Lombardy, Veneto and Emilia Romagna sign autonomy deal
ROME – The regions of Emilia Romagna, Lombardy and Veneto have signed a tentative deal with the Italian government for more autonomy, though it will have to be confirmed by a new government in Italy’s parliament, according to Il Fatto Quotidiano.
The Italian government has essentially measured the cost and acknowledged the resources that would be required for the new powers to be granted to the regions. The changes are admissible under the Italian Constitution after reforms from 2001.
Veneto and Lombardy began pressing for the changes following the referendum regarding autonomy on Oct 22. The referendum was spearheaded by the Northern League in the region which has long argued the north of the country should not be subsidising the south.
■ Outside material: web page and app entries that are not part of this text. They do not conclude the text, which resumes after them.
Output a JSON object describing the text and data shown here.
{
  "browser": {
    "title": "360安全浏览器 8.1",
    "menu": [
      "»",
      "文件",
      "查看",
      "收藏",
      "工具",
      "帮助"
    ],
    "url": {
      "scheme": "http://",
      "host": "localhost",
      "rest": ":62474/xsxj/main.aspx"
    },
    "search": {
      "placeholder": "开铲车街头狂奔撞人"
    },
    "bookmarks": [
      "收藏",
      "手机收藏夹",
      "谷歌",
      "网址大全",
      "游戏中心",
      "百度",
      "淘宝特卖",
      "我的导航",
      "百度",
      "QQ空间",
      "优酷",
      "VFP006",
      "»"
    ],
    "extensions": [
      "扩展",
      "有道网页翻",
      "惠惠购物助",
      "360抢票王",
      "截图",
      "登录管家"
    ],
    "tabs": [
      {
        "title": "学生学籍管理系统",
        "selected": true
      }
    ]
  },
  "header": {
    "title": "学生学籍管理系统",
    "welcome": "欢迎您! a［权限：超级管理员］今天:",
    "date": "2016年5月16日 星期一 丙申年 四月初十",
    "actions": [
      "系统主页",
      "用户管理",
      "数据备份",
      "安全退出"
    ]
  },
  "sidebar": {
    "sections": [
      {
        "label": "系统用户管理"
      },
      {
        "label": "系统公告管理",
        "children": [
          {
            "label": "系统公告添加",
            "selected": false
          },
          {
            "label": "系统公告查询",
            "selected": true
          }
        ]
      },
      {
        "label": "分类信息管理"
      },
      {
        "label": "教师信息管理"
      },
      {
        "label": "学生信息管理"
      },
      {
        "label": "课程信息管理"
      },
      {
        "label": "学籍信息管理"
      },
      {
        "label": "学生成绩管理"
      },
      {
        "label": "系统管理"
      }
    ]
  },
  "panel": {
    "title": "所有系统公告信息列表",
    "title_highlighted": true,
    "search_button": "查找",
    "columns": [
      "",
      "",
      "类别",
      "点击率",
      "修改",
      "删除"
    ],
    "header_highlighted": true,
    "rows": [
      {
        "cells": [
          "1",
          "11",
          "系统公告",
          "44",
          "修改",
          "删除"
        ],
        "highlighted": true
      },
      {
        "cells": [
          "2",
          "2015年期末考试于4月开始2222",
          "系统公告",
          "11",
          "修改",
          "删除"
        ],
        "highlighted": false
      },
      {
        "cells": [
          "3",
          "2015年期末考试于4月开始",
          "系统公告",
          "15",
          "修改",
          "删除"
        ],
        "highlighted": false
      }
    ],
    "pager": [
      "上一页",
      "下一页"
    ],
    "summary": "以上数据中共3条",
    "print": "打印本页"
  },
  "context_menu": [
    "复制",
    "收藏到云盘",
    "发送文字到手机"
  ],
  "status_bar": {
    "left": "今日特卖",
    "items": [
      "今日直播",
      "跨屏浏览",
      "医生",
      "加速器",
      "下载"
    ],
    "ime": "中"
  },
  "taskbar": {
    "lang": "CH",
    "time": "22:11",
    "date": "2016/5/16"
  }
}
Nonetheless, critics argued at the time that the referendums were a costly and unnecessary measure, designed to bolster support for the League prior to the national elections.
Emilia Romagna joined the negotiations shortly after Oct.
After the signing on Wednesday, the President of the Veneto, Luca Zaia, called it a “historic day,” while Lombardy’s president, Roberto Maroni, said he was “very happy to beautifully conclude my experience of five years at the helm of the region. It is written, one cannot go back, you need to complete the journey, a new course opens for Lombardy and the regions.”
Il Fatto Quotidiano reported that, in response to a question about Salvini not supporting the move, Maroni responded by dedicating the outcome to the “three million Lombards who voted in the referendum.”
However, the Governor of Emilia Romagna, Stefano Bonaccini, sought to distance himself from the other regions, by emphasising that his region had achieved its aims without the need for a referendum: “without slogans but with concrete facts.”
Bonaccini likewise pointed out that the decision “is an opportunity for all the regions.”